* _Exercise brief_:
Write out every entry once more, character for character.

* _Stored dataset items_:
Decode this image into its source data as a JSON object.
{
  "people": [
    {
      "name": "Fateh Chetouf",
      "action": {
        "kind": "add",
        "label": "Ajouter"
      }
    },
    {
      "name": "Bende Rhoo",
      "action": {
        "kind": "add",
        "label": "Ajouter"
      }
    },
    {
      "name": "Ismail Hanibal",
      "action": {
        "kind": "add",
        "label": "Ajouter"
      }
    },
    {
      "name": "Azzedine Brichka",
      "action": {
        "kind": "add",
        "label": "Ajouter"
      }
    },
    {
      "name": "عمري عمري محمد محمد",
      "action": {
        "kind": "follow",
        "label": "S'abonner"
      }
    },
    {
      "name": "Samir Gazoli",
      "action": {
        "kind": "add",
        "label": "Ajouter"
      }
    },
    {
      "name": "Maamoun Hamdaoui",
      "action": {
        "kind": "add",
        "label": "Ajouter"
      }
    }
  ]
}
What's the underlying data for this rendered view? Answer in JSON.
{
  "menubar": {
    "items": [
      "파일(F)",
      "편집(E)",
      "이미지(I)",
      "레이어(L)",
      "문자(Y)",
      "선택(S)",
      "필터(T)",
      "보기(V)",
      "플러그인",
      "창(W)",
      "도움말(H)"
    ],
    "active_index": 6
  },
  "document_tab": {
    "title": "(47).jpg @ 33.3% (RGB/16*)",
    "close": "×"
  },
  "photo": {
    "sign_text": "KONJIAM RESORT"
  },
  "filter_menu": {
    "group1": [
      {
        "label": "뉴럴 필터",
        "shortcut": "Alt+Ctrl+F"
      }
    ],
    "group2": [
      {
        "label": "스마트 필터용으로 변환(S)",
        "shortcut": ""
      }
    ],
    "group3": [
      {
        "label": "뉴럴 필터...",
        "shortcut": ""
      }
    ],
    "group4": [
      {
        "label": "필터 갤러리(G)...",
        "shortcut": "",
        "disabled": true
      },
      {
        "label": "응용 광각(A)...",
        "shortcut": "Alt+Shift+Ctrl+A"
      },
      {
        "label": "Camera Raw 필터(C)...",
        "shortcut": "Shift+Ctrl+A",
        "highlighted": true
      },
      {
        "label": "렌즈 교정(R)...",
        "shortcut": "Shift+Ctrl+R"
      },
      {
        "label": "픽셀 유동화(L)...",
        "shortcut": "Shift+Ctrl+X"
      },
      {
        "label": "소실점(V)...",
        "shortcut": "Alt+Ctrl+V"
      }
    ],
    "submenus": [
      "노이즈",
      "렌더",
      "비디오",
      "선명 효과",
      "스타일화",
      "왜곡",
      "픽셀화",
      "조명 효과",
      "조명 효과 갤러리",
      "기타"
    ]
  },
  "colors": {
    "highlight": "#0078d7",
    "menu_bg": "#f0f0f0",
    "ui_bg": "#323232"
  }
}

* _Reply to the task_:
Decode this image into its source data as a JSON object.
{
  "people": [
    {
      "name": "Fateh Chetouf",
      "action": {
        "kind": "add",
        "label": "Ajouter"
      }
    },
    {
      "name": "Bende Rhoo",
      "action": {
        "kind": "add",
        "label": "Ajouter"
      }
    },
    {
      "name": "Ismail Hanibal",
      "action": {
        "kind": "add",
        "label": "Ajouter"
      }
    },
    {
      "name": "Azzedine Brichka",
      "action": {
        "kind": "add",
        "label": "Ajouter"
      }
    },
    {
      "name": "عمري عمري محمد محمد",
      "action": {
        "kind": "follow",
        "label": "S'abonner"
      }
    },
    {
      "name": "Samir Gazoli",
      "action": {
        "kind": "add",
        "label": "Ajouter"
      }
    },
    {
      "name": "Maamoun Hamdaoui",
      "action": {
        "kind": "add",
        "label": "Ajouter"
      }
    }
  ]
}
What's the underlying data for this rendered view? Answer in JSON.
{
  "menubar": {
    "items": [
      "파일(F)",
      "편집(E)",
      "이미지(I)",
      "레이어(L)",
      "문자(Y)",
      "선택(S)",
      "필터(T)",
      "보기(V)",
      "플러그인",
      "창(W)",
      "도움말(H)"
    ],
    "active_index": 6
  },
  "document_tab": {
    "title": "(47).jpg @ 33.3% (RGB/16*)",
    "close": "×"
  },
  "photo": {
    "sign_text": "KONJIAM RESORT"
  },
  "filter_menu": {
    "group1": [
      {
        "label": "뉴럴 필터",
        "shortcut": "Alt+Ctrl+F"
      }
    ],
    "group2": [
      {
        "label": "스마트 필터용으로 변환(S)",
        "shortcut": ""
      }
    ],
    "group3": [
      {
        "label": "뉴럴 필터...",
        "shortcut": ""
      }
    ],
    "group4": [
      {
        "label": "필터 갤러리(G)...",
        "shortcut": "",
        "disabled": true
      },
      {
        "label": "응용 광각(A)...",
        "shortcut": "Alt+Shift+Ctrl+A"
      },
      {
        "label": "Camera Raw 필터(C)...",
        "shortcut": "Shift+Ctrl+A",
        "highlighted": true
      },
      {
        "label": "렌즈 교정(R)...",
        "shortcut": "Shift+Ctrl+R"
      },
      {
        "label": "픽셀 유동화(L)...",
        "shortcut": "Shift+Ctrl+X"
      },
      {
        "label": "소실점(V)...",
        "shortcut": "Alt+Ctrl+V"
      }
    ],
    "submenus": [
      "노이즈",
      "렌더",
      "비디오",
      "선명 효과",
      "스타일화",
      "왜곡",
      "픽셀화",
      "조명 효과",
      "조명 효과 갤러리",
      "기타"
    ]
  },
  "colors": {
    "highlight": "#0078d7",
    "menu_bg": "#f0f0f0",
    "ui_bg": "#323232"
  }
}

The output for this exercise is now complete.